At Mahoney’s, berry plants are displayed in several different areas, including in the tree and shrub area, farm stand and with other edibles in the annuals yard. “I think that from a standpoint of putting the things in the nursery, one of the considerations is that these are often used as shrubs, blueberries in particular, because aside from the food value, they are a terrific ornamental,” VanDoren says. “They have multi-season interest, [and] attract birds and wildlife, so that’s something that is a component of the thinking that our consumers have. When we get to the farm stand, it’s a reminder of where these fruits have come from. So if you wanted to grow them yourselves, here you are.”
At Al’s Garden Center, all berry plants are displayed in the edibles section. “We make an edibles area that contains all of our vegetables,” Bigej says. “We [also] keep our berries in that area, on tables under cover in the greenhouse portion, next to an area that also has all of our fruit trees.”
Other garden centers have found value in moving the product as the season progresses. “In the spring, we display the plants right on our front walk so as people come into the garden center area, they have to walk by them. Then, sometime in June, we switch them into our back display areas with deciduous shrubs,” Connolly says. “We’re pretty much a firm believer that you have to switch things around every once in a while or people stop seeing them.”
Get the word out
When it comes to berries, sometimes the biggest challenge can be that customers don’t know you carry them. Once they’re in the store, it’s much simpler to explain the benefits of planting one of the shrubs. But they need to be enticed into the store first. Here are some of the ways that garden centers are spreading the word about berries.
Magazines or newsletters. You can get customers thinking about berries early on through your in-store magazine or email newsletters. “We have our own magazine, and in the early spring issues, we’ll talk about berries. We might highlight strawberries or blueberries, but we’ll talk about them along with the other edibles,” Bigej says. “We try to get the varieties out there, teach people how to grow them, and let them know how easy it is.”
Website. Magnolia Garden Center has found success with marketing berries on their website. “Our website really has a big area dedicated to blueberries in particular,” Flaherty says. Some of their business comes from people who have found them online through search engines, although most of their customers are still local.
POP materials. Take advantage of the POP materials that many growers offer along with their product. Many have researched the best ways to sell them to the final consumer, and have incorporated that information into their marketing tools.
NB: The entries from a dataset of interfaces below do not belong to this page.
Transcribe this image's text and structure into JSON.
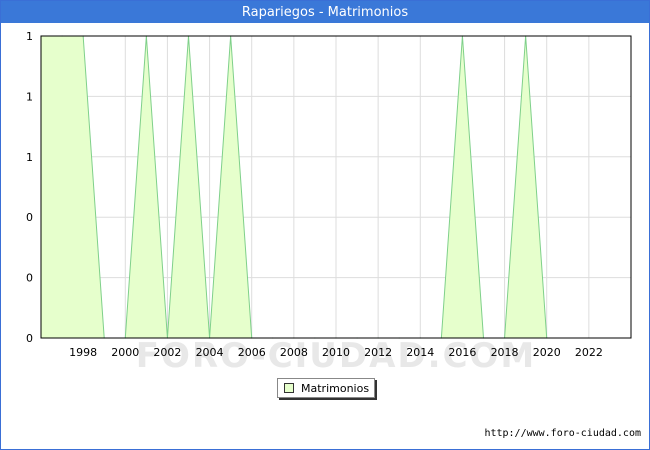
{
  "window": {
    "title": "Rapariegos - Matrimonios",
    "source": "http://www.foro-ciudad.com",
    "watermark": "FORO-CIUDAD.COM"
  },
  "colors": {
    "title_bar": "#3a78d8",
    "area_fill": "#e6ffcc",
    "area_line": "#7fd08a",
    "grid": "#dddddd"
  },
  "chart_data": {
    "type": "area",
    "title": "Rapariegos - Matrimonios",
    "xlabel": "",
    "ylabel": "",
    "xlim": [
      1996,
      2024
    ],
    "ylim": [
      0,
      1
    ],
    "x_ticks": [
      "1998",
      "2000",
      "2002",
      "2004",
      "2006",
      "2008",
      "2010",
      "2012",
      "2014",
      "2016",
      "2018",
      "2020",
      "2022"
    ],
    "y_tick_labels": [
      "0",
      "0",
      "0",
      "1",
      "1",
      "1"
    ],
    "grid": true,
    "legend_position": "bottom-center",
    "series": [
      {
        "name": "Matrimonios",
        "x": [
          1996,
          1997,
          1998,
          1999,
          2000,
          2001,
          2002,
          2003,
          2004,
          2005,
          2006,
          2007,
          2008,
          2009,
          2010,
          2011,
          2012,
          2013,
          2014,
          2015,
          2016,
          2017,
          2018,
          2019,
          2020
        ],
        "values": [
          1,
          1,
          1,
          0,
          0,
          1,
          0,
          1,
          0,
          1,
          0,
          0,
          0,
          0,
          0,
          0,
          0,
          0,
          0,
          0,
          1,
          0,
          0,
          1,
          0
        ]
      }
    ]
  }
}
Training salespeople. Maxwell has grown most of the berry plants that Hoerr carries at her home. “It makes you a good, well-rounded salesperson if you have experience with all of the plant material,” she says.
Aust suggests dedicating some time to educate your salespeople about the different berry plants so they can pass along the information to the customer. “Anytime anybody wants a landscape plant, [have salespeople] take them over to the blueberries,” Aust says. Emphasize that it’s beautiful in the landscape during all four seasons, has great fruit in the summer, is perennial and is easy to take care of.
Make the movement last
“People ask me that a lot about berries or edibles in general, ‘is this just a fad?’ My answer is that’s up to us because right now, berry consumption is going nowhere but up,” Aust says. “We as an industry [need to] make varieties and plant products that are easy, convenient, healthy and [have] great flavor. It's a movement that will last a long time and it’s up to us to make sure that our berry products fit those needs.”
Whether your garden center stocks just the basic strawberry, blueberry and raspberry plants, or carries an extended selection of more “exotic” berries, these plants are a great addition to your green goods section.